The Body in the Wardrobe is the book out now. I introduced the character Sophie Maxwell in The Body in the Birches and I think the idea of pairing Faith and Sophie for one more book was in the back of my mind while I was writing that one. Sophie is now a new bride and living in Savannah, Georgia. Like Faith in the very first book, The Body in the Belfry (1990), Sophie is an outsider. Faith left the Big Apple for a small town west of Boston. Similarly Sophie leaves a job in Manhattan, having grown up in Connecticut, for the South. Faith finds the still warm body of one of her husband’s parishioners in Aleford’s Old Belfry; Sophie opens an antique wardrobe and a very dead man falls out. Faith’s body stays put, while Sophie’s disappears—and no one believes that there was one. They believe she saw something; Savannah’s nickname is the “Ghost City”. Her new relatives are envious of the sighting and even husband, Will, thinks it was a figment. Each woman becomes immersed in a whole new way of life. Sophie takes to Savannah’s scrumptious food more than Faith did to New England’s boiled dinners and the like, but each woman comes to the realization that she would not want to live anywhere else. (It takes Faith a few more books than Sophie).
So, ideas. The idea of place. Of person. Of plot. Where do we get them? Maybe, after all, the best thing to do really does come down to not thinking too hard about the source — or it could stop dictating.
The Body in the Wardrobe is the 23rd in Katherine Hall Page’s Faith Fairchild series. She has also published for middle grade and YA readers as well as a collection of short stories, Small Plates (2014), and a series cookbook, Have Faith in your Kitchen (Orchises Press). She has been awarded Agathas for Best First, Best Novel, and Best SS and also was nominated for additional Agathas, an Edgar, Macavity, Mary Higgins Clark and the Maine Writers & Publishers Alliance Literary Award for Crime Fiction.
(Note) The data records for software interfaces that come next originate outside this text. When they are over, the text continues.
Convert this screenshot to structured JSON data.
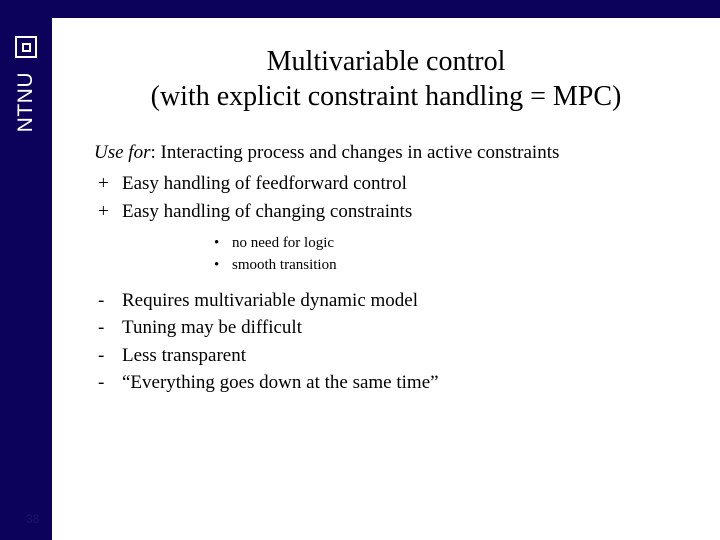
{
  "brand": "NTNU",
  "slide_number": "38",
  "title": {
    "line1": "Multivariable control",
    "line2": "(with explicit constraint handling = MPC)"
  },
  "usefor": {
    "label": "Use for",
    "text": ": Interacting process and changes in active constraints"
  },
  "pros": [
    "Easy handling of feedforward control",
    "Easy handling of changing constraints"
  ],
  "sub": [
    "no need for logic",
    "smooth transition"
  ],
  "cons": [
    "Requires multivariable dynamic model",
    "Tuning may be difficult",
    "Less transparent",
    "“Everything goes down at the same time”"
  ]
}
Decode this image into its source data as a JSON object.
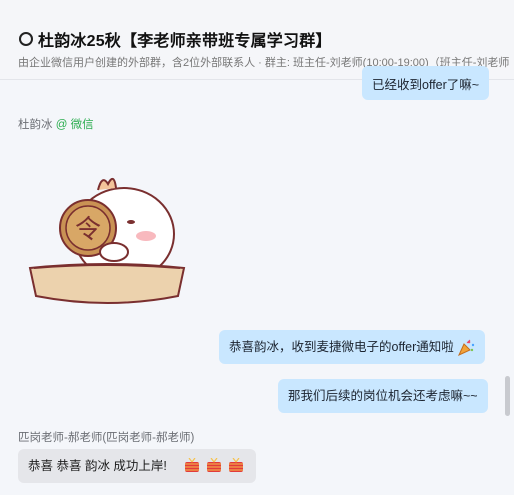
{
  "header": {
    "title": "杜韵冰25秋【李老师亲带班专属学习群】",
    "subtitle": "由企业微信用户创建的外部群，含2位外部联系人 · 群主: 班主任-刘老师(10:00-19:00)（班主任-刘老师（"
  },
  "messages": [
    {
      "side": "mine",
      "text": "已经收到offer了嘛~"
    },
    {
      "side": "theirs",
      "sender": "杜韵冰",
      "sender_source": "@ 微信",
      "type": "sticker"
    },
    {
      "side": "mine",
      "text": "恭喜韵冰，收到麦捷微电子的offer通知啦",
      "emoji": "party-popper-icon"
    },
    {
      "side": "mine",
      "text": "那我们后续的岗位机会还考虑嘛~~"
    },
    {
      "side": "theirs",
      "sender": "匹岗老师-郝老师(匹岗老师-郝老师)",
      "text": "恭喜   恭喜    韵冰 成功上岸!",
      "emoji": "firecracker-icon"
    }
  ],
  "colors": {
    "mine_bubble": "#c9e7ff",
    "theirs_bubble": "#e5e6ea",
    "wechat_green": "#2bad4f"
  }
}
She is the recipient of Malice Domestic 28th’s Lifetime Achievement Award. She lives in Maine and Massachusetts.